* Problem description
Without the images, output each record below as it stands.

* Data listing
- - - - -
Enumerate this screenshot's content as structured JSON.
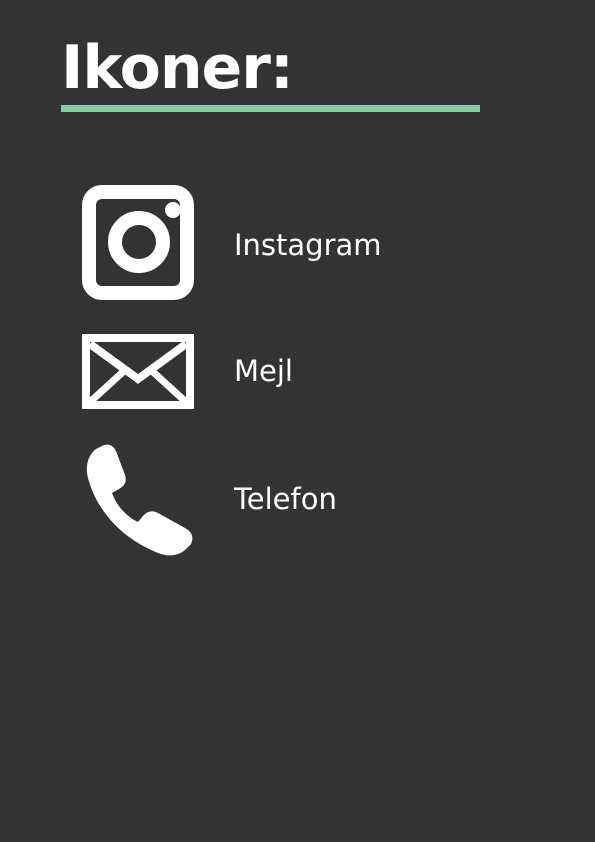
{
  "page": {
    "title": "Ikoner:",
    "accent_color": "#7BD19A",
    "background_color": "#333333",
    "text_color": "#FFFFFF"
  },
  "icons": [
    {
      "icon": "instagram-icon",
      "label": "Instagram"
    },
    {
      "icon": "mail-icon",
      "label": "Mejl"
    },
    {
      "icon": "phone-icon",
      "label": "Telefon"
    }
  ]
}
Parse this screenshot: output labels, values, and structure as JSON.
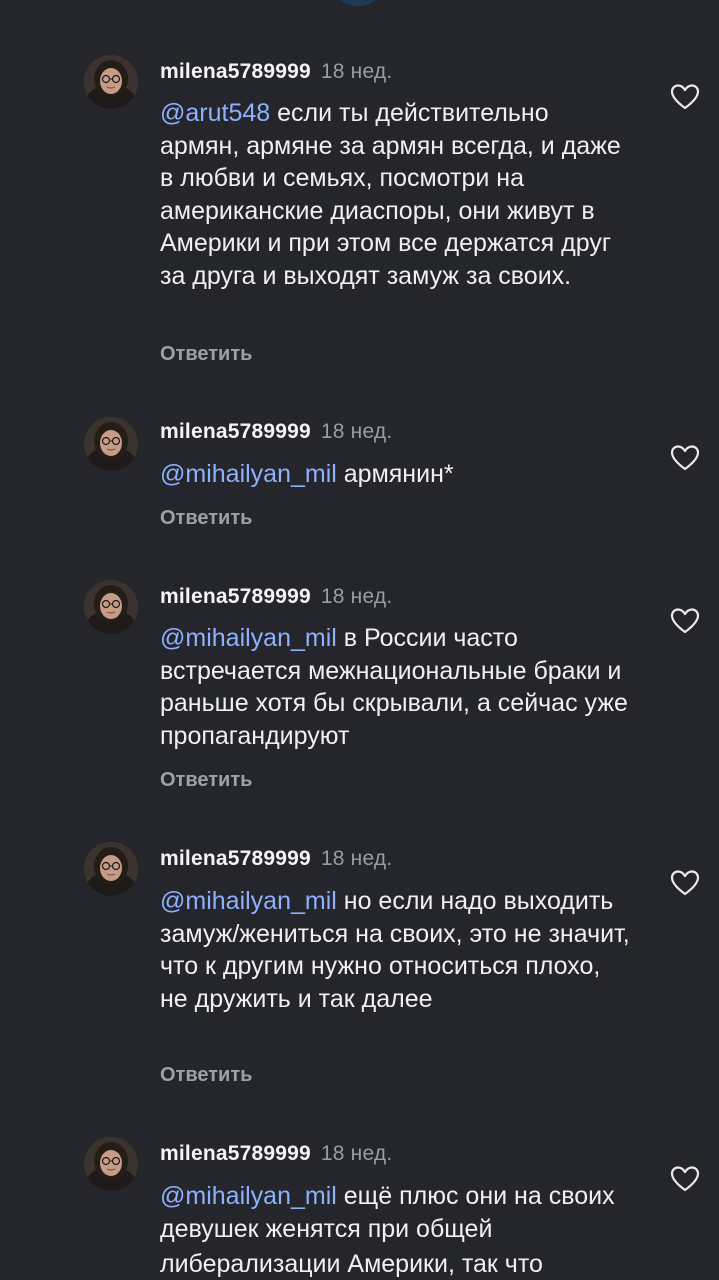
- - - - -
* Solution for this task
Enumerate this screenshot's content as structured JSON.
{
  "page": {
    "title": "Ikoner:",
    "accent_color": "#7BD19A",
    "background_color": "#333333",
    "text_color": "#FFFFFF"
  },
  "icons": [
    {
      "icon": "instagram-icon",
      "label": "Instagram"
    },
    {
      "icon": "mail-icon",
      "label": "Mejl"
    },
    {
      "icon": "phone-icon",
      "label": "Telefon"
    }
  ]
}
Parse this screenshot: output labels, values, and structure as JSON.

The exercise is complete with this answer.